I’m back, and the fifth week of Google Summer of Code has just ended. I have missed 10 days, which means I haven’t done anything on week #4 :(. This is what I managed to do on the second half of this week:

There were some discussions about the way logs are sanitized. Oliver (ocharles) suggested that we parse URL parameters, and try to match an e-mail regex on each value. I modified the script so it finds log entries that would be anonimized if we did things this way, and mailed the results to Robert. Unfortunately 99.9% of entries are real data, that would be lost.

On the other hand I found another type of log entry that contains sensitive information, and wasn’t filtered by regexes. I wrote a new regex that will match these entries, and I’ll push the new code to the repository before we start sanitizing logs on a daily basis. 

This week’s most important task was to come up with a schema that we store query results in. Ian (ianmcorvidae) suggested that we store query results in JSON format, which is a very good idea. Basically we will have two types of queries: queries that we want to keep a historical record of, and queries for which we are only interested in the latest results. For example keeping the historical record for top artists is a good idea, but for other queries it might be a waste of space. This is the schema we have came up with so far:

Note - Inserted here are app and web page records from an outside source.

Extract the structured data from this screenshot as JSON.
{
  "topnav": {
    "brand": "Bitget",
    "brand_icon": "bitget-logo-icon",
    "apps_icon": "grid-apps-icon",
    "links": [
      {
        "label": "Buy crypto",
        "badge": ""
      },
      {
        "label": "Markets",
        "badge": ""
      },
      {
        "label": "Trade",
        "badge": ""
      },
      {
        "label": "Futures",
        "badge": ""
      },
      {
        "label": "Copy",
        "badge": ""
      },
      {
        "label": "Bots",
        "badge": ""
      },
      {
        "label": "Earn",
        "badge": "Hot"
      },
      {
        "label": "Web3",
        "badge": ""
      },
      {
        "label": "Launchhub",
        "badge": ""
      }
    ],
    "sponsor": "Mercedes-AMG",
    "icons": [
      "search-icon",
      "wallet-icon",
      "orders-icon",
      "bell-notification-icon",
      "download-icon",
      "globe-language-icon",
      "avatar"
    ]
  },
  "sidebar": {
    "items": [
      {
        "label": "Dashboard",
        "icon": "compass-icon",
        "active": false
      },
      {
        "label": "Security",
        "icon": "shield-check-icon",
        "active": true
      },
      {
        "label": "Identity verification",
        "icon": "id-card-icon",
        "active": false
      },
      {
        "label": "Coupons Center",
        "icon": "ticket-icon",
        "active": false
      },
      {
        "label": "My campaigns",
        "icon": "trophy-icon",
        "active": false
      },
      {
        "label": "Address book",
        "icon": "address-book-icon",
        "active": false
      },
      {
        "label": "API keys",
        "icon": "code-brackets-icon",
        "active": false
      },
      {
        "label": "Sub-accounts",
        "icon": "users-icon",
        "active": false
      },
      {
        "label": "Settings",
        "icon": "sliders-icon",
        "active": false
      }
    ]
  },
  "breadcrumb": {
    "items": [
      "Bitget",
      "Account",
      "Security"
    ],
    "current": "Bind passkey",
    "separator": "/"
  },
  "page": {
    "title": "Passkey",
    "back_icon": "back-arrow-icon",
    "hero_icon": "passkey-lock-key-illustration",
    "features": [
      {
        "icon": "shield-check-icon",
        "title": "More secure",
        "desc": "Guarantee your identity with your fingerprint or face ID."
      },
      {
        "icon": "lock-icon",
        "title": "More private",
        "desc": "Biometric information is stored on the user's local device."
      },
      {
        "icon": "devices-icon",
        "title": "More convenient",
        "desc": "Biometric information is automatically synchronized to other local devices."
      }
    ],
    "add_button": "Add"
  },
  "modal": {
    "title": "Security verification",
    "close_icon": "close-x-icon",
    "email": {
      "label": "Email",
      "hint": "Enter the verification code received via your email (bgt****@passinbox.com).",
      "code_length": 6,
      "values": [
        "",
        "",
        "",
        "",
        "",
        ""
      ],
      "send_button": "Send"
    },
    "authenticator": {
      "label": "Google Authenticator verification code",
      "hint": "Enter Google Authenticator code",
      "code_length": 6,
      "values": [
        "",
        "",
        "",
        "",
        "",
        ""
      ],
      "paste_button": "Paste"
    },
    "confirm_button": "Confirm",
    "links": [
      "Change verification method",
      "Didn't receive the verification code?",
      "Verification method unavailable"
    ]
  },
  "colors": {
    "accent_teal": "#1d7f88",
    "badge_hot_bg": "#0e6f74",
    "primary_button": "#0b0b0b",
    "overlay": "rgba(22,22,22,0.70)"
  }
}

CREATE TABLE log_statistic
report_type VARCHAR(100) NOT NULL,
data TEXT NOT NULL -- JSON data

This allows many more report types in the future, so if we want to handle queries differently we can just do that. It is important, that the timestamp is kept for each row.

I installed the MusicBrainz server VM on my computer to experiment with the database. I added the table described above to the database. I had to install the psycopg2 module for python to access the PostgreSQL database. The last step for this week would have been to run queries on splunk.musicbrainz.org, and store the results in the database. Unfortunately I was not able to connect to our Splunk server from a distance. This shouldn’t be that difficult, so it will soon be done. For now I’ve ran the queries on my own local Splunk server for testing.

In the meantime, I wrote the python script that runs queries, and outputs the results in JSON format. Right now the queries are stored in a csv file. Each row contains a query name and the query itself. Later more metadata will be added to this file, for example, how often does the query need to run.

The only thing left is to connect to the Splunk server and store the results in the VM’s database. This shouldn’t take long once I know which port/credentials to use.

Next week we will focus on indexing data and running queries periodically. After that I should get the popularity statistics working, and find a way to present the results on the website. I should also ask for a sandbox from Ian, so the results are visible online.